• _What you have to do_
The answer must consist of every line in the data that contains "console".
━━━ Information provided ━━━
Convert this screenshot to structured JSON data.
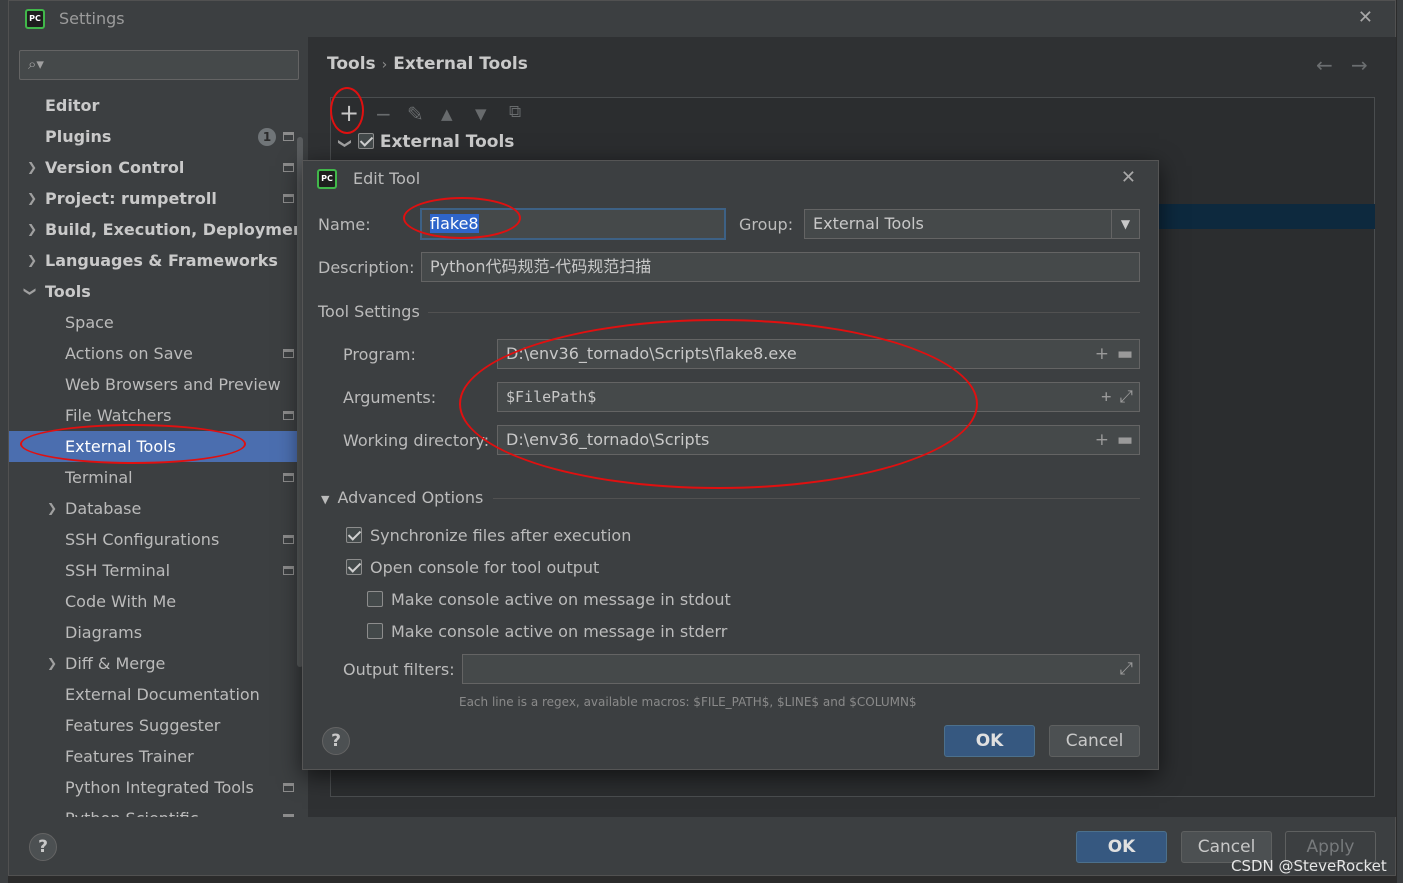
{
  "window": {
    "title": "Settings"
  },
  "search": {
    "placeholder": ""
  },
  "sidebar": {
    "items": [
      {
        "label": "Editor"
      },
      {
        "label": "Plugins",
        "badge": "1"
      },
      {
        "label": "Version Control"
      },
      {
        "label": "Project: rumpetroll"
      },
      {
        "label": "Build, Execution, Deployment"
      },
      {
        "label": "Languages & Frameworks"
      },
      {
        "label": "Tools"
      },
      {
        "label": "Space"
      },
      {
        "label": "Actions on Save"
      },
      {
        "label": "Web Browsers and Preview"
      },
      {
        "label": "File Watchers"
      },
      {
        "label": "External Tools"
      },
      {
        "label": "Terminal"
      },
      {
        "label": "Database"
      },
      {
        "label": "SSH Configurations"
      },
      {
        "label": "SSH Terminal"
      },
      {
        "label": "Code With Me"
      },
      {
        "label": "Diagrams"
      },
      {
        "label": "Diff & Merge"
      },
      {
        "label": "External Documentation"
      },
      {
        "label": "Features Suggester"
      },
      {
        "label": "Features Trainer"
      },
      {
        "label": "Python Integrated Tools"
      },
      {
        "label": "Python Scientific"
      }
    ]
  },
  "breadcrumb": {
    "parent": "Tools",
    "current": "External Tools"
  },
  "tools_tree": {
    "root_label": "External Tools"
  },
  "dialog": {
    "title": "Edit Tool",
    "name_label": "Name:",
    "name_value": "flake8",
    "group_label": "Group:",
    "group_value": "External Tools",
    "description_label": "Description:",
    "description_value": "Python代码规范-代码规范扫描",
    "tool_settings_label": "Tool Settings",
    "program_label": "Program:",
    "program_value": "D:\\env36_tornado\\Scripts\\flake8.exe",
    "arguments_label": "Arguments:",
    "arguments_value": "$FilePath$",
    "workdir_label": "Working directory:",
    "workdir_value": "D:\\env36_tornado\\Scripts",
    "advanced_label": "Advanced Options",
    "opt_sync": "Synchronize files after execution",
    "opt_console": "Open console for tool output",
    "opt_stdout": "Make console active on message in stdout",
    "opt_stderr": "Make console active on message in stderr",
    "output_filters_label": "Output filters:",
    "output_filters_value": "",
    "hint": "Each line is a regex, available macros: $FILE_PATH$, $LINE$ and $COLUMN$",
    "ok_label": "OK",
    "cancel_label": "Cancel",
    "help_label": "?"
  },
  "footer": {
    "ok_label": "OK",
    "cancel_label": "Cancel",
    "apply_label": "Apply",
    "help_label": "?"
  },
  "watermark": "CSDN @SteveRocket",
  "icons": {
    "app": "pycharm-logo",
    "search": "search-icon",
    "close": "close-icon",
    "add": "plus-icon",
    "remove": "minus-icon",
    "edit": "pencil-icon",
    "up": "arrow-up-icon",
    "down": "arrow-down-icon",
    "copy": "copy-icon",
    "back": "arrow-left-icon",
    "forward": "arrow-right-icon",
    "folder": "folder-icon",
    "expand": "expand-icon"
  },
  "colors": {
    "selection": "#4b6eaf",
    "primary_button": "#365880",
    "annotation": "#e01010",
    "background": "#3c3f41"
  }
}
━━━
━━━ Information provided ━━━
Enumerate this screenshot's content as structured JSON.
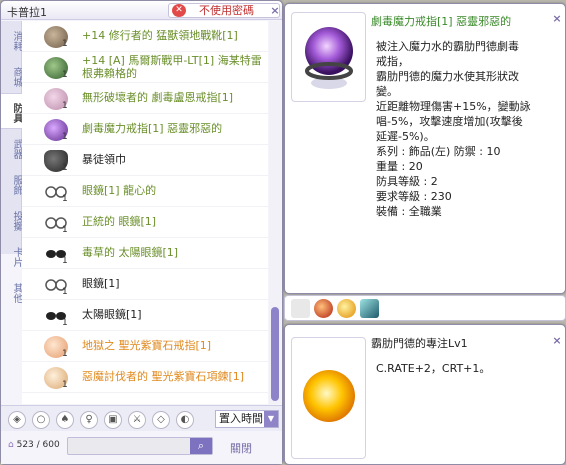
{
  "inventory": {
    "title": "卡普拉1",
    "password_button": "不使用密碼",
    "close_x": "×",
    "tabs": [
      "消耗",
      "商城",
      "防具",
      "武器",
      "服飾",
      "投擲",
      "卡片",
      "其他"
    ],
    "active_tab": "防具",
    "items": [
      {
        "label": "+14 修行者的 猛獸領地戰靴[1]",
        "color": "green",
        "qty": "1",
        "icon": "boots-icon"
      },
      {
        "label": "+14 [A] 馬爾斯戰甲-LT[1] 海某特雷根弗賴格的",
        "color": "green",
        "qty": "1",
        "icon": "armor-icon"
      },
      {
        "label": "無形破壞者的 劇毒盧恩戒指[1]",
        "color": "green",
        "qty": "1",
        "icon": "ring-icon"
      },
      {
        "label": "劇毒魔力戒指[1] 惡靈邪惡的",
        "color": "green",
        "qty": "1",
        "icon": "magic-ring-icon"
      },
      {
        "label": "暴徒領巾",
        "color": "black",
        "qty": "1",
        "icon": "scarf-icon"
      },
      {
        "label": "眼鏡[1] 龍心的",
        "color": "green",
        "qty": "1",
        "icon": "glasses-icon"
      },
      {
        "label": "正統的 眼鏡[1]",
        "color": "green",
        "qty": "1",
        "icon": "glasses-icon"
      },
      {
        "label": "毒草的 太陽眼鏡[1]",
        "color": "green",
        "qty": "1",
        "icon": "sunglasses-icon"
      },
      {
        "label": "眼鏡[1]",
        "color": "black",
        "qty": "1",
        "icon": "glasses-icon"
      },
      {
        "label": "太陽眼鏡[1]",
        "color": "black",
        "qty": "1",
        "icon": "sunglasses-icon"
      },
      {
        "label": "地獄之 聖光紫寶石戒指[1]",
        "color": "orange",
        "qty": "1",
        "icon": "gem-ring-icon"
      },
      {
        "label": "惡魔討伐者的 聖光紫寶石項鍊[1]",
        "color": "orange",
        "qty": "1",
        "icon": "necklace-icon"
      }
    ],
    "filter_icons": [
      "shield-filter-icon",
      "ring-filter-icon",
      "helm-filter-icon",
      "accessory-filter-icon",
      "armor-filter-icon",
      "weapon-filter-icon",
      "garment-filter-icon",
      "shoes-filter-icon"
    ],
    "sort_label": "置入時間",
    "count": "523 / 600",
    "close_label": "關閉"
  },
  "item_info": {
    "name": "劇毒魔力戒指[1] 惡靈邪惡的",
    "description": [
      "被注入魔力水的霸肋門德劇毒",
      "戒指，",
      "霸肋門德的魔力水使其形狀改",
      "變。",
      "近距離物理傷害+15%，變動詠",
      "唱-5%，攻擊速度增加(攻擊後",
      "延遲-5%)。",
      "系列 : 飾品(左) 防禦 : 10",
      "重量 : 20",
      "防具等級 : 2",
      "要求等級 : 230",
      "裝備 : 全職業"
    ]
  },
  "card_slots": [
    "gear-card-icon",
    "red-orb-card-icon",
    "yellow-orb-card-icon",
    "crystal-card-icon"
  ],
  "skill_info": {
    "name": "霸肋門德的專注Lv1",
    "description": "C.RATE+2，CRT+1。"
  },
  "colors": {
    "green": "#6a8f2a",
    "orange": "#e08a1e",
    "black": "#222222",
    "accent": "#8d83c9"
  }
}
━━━
• _Task result_
    "opt_console": "Open console for tool output",
    "opt_stdout": "Make console active on message in stdout",
    "opt_stderr": "Make console active on message in stderr",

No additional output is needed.